So you could have:
A is a performance of Z
C is an arrangement of Z
F is a performance of C
All of these seem to be legitimate statements, although they may not map precisely to the FRBR Group 1 entities. I think this is an example of what I’ve been arguing — that it’s more important to establish the relationships than it is to fit everything into a set number of levels.
They can be legitimate statements despite those relationships not being the ‘canonical’ Group 1 to Group 1 relationships! FRBR does not limit you to one and only one kind of relationship only between one Group 1 entity and it’s immediate hiearchical superior!
In the above list, A is an expression. Z is a work. C is an expression. F is also an expression. Expression F may be related to Expression C with a “is a performance of” relationships—-that relationship may or may not be in FRBR right now, but should be! FRBR certainly allows you to draw relationships between one expression and another, or one work and another, or one exprsesion and a work other than it’s parent work, etc.
The specific list of relationships in the FRBR document (which may not include ‘is a performance of’, but may include some more generic category of this), the FRBR document all but admits was just an initial sketch of what relationships were possible, and was not meant to be definitive or complete. That we haven’t actually done work to polish off this list of relationships in the past ten years—is a pity.
But if “A is a performance of Z” means that Z is a work, doesn’t “F is a performance of C” mean that C could also be a work? As some of our music-enabled colleagues replied, by some definitions, an arrangement is a separate work. Could C be simultaneously an expression and a work?
I don’t know the answers, but I think we need to explore this further before we declare that we have four possible boxes (WEMI) and that everything fits neatly into one or the other. That’s why I think it is more important to state that C is an arrangement of Z than to say what box it fits into. It can remain an arrangement of Z and find itself in different boxes based on different contexts or functions.

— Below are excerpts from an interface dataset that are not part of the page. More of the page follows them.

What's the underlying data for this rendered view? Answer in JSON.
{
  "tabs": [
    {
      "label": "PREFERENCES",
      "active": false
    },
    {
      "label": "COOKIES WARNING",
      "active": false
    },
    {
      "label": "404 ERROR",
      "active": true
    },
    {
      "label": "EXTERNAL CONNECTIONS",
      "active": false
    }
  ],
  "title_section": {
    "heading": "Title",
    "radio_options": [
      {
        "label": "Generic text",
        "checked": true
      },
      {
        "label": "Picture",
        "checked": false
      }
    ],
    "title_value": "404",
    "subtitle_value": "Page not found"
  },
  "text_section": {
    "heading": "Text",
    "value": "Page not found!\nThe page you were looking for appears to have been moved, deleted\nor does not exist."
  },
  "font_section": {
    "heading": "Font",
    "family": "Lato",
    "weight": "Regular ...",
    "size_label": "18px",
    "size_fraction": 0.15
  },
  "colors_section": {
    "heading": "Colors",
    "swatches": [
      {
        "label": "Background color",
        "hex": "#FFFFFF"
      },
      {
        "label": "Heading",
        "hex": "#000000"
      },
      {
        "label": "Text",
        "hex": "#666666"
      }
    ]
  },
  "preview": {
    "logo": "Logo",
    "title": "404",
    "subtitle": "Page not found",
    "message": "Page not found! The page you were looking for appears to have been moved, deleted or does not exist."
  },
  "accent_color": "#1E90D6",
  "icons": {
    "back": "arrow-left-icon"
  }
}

A picture is worth a thousand words…
… and attached this great diagram showing how the whole shebang can be described in the FRBR model using the RDF syntax (197 KB PDF). (Image belongs to Rob Styles of Talis.) Have a look, it’s boss stuff.